Capacity

 

Health professionals must have consent from a person (or someone authorised to give consent on their behalf) prior to undertaking invasive medical procedures, except in an emergency situation if treatment is necessary to prevent a serious and imminent threat to the patient’s life or health.

A person who has capacity is able to consent to, or refuse, treatment or other medical procedures.

Capacity is defined as the ability to understand the nature and effect of a proposed decision and communicate consent or refusal with respect to that decision.

A person may lose or have reduced capacity either temporarily or permanently due to a number of reasons, such as a disability, mental illness, disease or trauma from an accident.

 

Definition

A person is presumed to have capacity until proven otherwise.
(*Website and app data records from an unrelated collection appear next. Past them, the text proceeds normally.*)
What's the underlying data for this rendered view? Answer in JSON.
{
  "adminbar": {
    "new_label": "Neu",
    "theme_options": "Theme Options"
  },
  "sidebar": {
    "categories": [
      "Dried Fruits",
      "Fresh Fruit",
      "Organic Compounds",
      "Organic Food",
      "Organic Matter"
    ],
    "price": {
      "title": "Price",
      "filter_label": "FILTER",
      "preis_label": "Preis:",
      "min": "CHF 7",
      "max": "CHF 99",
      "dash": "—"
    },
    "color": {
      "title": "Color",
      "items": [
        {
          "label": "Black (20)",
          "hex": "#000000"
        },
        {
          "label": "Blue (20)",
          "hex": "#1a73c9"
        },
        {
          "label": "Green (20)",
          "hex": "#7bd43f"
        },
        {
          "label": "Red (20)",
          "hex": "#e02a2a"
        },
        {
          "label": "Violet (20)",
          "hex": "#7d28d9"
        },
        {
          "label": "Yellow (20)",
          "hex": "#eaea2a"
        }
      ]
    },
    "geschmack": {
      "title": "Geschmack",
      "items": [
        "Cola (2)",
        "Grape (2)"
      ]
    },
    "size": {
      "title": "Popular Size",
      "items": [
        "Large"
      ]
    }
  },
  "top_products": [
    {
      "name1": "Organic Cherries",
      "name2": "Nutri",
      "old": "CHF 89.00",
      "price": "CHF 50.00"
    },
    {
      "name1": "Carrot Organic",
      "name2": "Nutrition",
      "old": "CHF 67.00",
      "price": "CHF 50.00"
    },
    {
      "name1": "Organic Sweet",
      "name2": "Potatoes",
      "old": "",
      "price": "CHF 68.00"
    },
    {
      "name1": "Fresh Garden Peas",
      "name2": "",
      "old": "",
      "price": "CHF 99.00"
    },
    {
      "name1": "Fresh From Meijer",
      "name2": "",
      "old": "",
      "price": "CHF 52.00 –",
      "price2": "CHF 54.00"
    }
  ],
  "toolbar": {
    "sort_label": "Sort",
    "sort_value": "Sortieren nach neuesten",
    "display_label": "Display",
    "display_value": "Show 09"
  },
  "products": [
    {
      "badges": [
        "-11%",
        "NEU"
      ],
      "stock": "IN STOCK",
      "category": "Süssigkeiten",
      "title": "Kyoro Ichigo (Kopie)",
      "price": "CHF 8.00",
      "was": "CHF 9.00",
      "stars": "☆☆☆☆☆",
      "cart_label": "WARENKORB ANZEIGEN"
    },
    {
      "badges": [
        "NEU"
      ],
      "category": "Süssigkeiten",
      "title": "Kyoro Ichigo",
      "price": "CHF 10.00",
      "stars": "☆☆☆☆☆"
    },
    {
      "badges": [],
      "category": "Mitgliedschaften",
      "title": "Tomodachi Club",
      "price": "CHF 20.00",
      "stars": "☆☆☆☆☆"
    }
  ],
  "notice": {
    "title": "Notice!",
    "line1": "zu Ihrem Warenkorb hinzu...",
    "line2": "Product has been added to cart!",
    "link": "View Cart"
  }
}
Capacity is a legal construct.

Legally, a person with capacity must:

  • understand information material to the decision, including the nature and the effect of the decision;
  • be able to evaluate and weigh-up the consequences of the different decisions; and
  • be able to communicate the decision in some way (by speaking, writing or some other means, such as sign or body language).

Some people may make decisions that a health professional may disagree with or that they think is irrational. However, this does not necessarily mean that that person lacks capacity.

Incapacity is not:

  • Ignorance.
  • Eccentricity, cultural diversity or having different religious or ethical views.
  • ‘Bad’ or seemingly irrational decisions.
  • Disagreeing with a doctor or other health staff.

 

Specific Capacity

Previously capacity was considered to be ‘black or white’ — a person either had capacity or they didn’t. However, now capacity is not considered to be absolute, and there is recognition of the concept of ‘specific capacity’. Capacity can fluctuate, and a person who was deemed to not have capacity can regain capacity at a later date. A person may also have capacity to make some decisions at certain instances, but not at others. For example, a person may have capacity to make financial decisions but not medical decisions at a particular time.

Capacity can therefore be domain specific, decision specific and time specific. Different degrees of capacity can be required for different decisions. The important question to ask is: ‘Does this person have capacity to make this type of decision at this particular time?’

 

Substitute Decision-Making

If a person is deemed to not have capacity, there may be a substitute decision-maker who is authorised to make the medical or dental treatment decision on their behalf.

 

There are a number of formal legal options for substituted decision-making. Please click on the links below for more information: